Agent K

Agent K: What are you pitching?
Me: Security & Exchange is a contemporary first person mystery set in tech-savvy Seattle, featuring computer forensics detective Dag Hamar and his partner Deb Riley. Computer code and hidden files prove as dangerous as dark alleys and flying bullets as Dag tears apart a missing man's laptop computer and discovers the billion dollar fortune he took with him.
Agent K: Would you mind sending it to me, too?
Me: Sure. I'm polishing the draft right now and will be mailing it out on August 11.
Agent K: That would be fine.
Me: Uh... Did you just want a sample chapter and synopsis?
Agent K: No. Send me the whole thing. I want to read it.

So I have two asks for the complete manuscript and a promise to deliver on August 11! I'm quite blown away.

Also, was in a really great session with Alice Volpe who is J.A. Jance's agent. What a funny and interesting person! I wish her session had been twice as long and that I'd been there for all of it. Key points (in response to direct questions) included
  1. It is more important to have a great single book than to have a series. End the book in the way that will make it the best book possible, not so you can make a franchise out of it.

  2. It's great that you put out the anthology for charity and it won't make a bit of difference to a publisher. What do you think they are going to be mad because you stole a hundred customers?

She also managed to point at me in a jacket and tie and wearing my Panama hat and say "I'll bet you are writing noir fiction." We had a good laugh, but I didn't really pitch to her. I'll send her a query after the conference.

Finally, there was dinner with J.A. Jance. Wow! listening to her story of being denied entrance into University of Arizona's creative writing program because she was a girl (1964) and her 18-year struggle before she finally sat down to write a book was amazing. But listening to some of the responses that she has gotten from readers over the years opens your eyes to the real power of the written word to change people's lives, even if it is a genre fiction novel. It's something to think about.

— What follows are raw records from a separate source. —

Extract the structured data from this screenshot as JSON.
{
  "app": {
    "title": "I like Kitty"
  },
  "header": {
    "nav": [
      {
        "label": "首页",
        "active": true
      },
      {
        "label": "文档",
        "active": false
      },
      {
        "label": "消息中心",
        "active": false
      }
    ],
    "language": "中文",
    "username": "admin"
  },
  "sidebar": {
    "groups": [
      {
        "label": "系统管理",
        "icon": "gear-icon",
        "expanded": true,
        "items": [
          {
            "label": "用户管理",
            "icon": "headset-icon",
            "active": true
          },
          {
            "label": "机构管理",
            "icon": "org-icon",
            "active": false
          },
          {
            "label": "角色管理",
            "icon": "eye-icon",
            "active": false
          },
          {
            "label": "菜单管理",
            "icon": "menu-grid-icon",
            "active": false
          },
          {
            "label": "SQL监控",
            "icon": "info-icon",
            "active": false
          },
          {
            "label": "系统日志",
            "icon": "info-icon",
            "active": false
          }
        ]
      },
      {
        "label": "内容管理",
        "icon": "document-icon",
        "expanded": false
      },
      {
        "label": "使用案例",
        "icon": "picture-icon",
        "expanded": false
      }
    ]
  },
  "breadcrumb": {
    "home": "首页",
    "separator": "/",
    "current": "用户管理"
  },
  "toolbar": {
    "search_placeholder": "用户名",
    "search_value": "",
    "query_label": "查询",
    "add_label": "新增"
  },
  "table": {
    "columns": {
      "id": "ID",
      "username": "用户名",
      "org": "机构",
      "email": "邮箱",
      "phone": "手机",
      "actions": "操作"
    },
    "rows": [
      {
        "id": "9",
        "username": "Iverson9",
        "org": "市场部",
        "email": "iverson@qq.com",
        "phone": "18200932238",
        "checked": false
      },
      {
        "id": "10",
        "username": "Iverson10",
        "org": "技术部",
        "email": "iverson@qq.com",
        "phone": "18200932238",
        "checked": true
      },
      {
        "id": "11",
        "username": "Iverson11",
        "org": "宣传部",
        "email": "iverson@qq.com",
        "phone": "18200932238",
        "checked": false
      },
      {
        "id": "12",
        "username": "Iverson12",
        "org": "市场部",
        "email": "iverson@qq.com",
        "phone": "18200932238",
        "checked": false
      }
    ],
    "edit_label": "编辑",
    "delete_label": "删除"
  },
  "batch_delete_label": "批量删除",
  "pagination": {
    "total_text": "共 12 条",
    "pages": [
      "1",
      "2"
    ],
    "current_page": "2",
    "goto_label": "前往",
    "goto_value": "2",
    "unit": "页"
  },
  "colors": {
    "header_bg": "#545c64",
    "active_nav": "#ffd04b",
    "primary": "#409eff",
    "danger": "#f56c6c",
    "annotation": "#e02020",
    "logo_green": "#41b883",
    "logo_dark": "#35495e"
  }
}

Today, a session on blogging for writers and then Ken Atchity will be speaking over lunch.